The government have announced a consultation, which aims to improve building safety and look at restricting or banning the use of ‘desktop studies’ as a way of assessing the fire performance of external cladding systems.
The revisions come directly as a result of the recommendations made by Dame Judith Hackitt in her interim report from the review into building regulations and fire safety published last year. Government is also going further by asking whether ‘desktop studies’ should be used at all.
The consultation is seeking views on whether ‘desktop studies’ are appropriate for all construction products, wall systems (cladding) or for any other purpose.
If ‘desktop studies’ are deemed appropriate, the proposed changes include improving the transparency of assessments, enabling proper scrutiny of results and ensuring that the studies can only be carried out by properly accredited bodies that have the relevant expertise.
These proposals are subject to a full consultation that will end on 25 May 2018.
Housing Secretary, Sajid Javid said "We have listened carefully to Dame Judith Hackitt and we are taking action to strengthen building regulations guidance, which could mean that the use of ‘desktop studies’ are either significantly restricted or banned altogether.

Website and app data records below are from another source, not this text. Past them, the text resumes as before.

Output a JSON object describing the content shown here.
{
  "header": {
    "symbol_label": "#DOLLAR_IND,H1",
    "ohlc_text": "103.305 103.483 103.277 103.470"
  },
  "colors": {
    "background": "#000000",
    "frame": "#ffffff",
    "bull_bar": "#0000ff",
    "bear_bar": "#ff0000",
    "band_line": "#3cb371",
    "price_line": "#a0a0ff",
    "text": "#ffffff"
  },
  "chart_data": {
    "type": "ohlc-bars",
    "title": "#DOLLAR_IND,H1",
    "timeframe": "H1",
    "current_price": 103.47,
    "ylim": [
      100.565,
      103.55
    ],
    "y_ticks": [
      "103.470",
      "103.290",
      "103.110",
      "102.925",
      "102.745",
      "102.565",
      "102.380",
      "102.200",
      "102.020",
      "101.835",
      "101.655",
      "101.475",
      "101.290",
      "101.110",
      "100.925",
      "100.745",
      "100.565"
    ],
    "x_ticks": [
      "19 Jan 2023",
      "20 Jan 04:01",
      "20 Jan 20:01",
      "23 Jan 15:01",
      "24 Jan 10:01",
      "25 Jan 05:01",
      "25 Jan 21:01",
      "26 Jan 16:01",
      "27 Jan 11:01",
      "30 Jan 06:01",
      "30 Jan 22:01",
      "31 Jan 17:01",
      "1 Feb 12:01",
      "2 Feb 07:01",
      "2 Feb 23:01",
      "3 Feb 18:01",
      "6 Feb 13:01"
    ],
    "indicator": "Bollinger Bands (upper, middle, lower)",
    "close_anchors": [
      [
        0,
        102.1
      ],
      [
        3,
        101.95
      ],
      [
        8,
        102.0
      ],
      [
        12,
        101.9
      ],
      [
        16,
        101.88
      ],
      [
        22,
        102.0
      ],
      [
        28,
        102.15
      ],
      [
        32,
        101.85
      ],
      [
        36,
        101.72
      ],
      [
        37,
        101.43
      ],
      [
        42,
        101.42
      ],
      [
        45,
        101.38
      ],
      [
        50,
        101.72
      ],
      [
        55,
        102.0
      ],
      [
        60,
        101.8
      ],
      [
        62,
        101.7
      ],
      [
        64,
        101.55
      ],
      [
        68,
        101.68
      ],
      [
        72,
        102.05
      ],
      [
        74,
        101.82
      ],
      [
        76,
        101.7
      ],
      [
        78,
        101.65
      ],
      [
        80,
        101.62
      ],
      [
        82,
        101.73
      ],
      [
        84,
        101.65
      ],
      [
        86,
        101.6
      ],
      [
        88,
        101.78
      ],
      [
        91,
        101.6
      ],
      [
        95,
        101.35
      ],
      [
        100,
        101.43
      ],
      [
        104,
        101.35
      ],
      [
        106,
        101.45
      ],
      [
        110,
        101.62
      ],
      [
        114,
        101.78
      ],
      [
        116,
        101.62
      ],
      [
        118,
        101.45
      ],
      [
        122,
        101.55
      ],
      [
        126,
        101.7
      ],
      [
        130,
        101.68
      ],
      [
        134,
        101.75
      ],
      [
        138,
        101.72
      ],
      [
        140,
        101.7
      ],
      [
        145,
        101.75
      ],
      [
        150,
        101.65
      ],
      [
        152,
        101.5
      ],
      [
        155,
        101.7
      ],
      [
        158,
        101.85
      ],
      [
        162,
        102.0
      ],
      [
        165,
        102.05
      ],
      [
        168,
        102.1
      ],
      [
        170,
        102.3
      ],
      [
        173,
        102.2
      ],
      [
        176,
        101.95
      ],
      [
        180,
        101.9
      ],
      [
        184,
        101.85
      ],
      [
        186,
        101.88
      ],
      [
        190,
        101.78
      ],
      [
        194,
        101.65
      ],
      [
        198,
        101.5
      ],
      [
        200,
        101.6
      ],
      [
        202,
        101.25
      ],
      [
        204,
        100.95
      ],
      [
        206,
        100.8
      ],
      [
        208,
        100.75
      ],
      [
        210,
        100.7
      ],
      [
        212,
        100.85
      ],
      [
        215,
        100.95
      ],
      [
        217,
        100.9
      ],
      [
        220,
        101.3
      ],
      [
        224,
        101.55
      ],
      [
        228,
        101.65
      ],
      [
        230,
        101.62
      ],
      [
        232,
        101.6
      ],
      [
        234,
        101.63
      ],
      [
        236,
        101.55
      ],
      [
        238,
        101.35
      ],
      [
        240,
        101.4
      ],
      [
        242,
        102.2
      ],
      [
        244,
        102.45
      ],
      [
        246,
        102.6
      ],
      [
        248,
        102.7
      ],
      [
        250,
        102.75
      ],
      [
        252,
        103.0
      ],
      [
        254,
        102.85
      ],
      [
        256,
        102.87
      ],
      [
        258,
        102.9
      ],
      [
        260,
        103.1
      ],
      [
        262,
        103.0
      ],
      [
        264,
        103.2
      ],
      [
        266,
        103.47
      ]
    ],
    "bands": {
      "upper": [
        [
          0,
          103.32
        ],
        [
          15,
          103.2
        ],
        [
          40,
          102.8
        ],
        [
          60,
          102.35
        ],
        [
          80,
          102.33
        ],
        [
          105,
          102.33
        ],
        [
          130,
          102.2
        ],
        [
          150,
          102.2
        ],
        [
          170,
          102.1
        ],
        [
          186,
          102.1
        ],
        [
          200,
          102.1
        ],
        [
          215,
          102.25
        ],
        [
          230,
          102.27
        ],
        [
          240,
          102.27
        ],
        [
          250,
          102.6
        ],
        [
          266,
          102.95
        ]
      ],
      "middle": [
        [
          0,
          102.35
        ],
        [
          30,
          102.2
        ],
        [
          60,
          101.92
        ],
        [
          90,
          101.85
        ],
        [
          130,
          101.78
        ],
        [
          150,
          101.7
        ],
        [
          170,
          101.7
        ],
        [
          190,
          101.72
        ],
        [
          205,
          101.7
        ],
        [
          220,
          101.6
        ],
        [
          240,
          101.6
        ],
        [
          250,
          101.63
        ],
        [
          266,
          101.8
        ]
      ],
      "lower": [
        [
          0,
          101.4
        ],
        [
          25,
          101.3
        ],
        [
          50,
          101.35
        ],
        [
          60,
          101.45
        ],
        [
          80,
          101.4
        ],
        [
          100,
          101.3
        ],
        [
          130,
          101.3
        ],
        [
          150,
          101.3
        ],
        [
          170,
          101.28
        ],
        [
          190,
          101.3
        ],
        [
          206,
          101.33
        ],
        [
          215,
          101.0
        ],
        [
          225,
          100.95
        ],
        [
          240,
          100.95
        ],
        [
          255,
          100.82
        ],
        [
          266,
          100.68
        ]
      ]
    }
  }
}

"This demonstrates the tough measures we are prepared to take to make sure that cladding tests are as robust as possible and people are safe in their homes."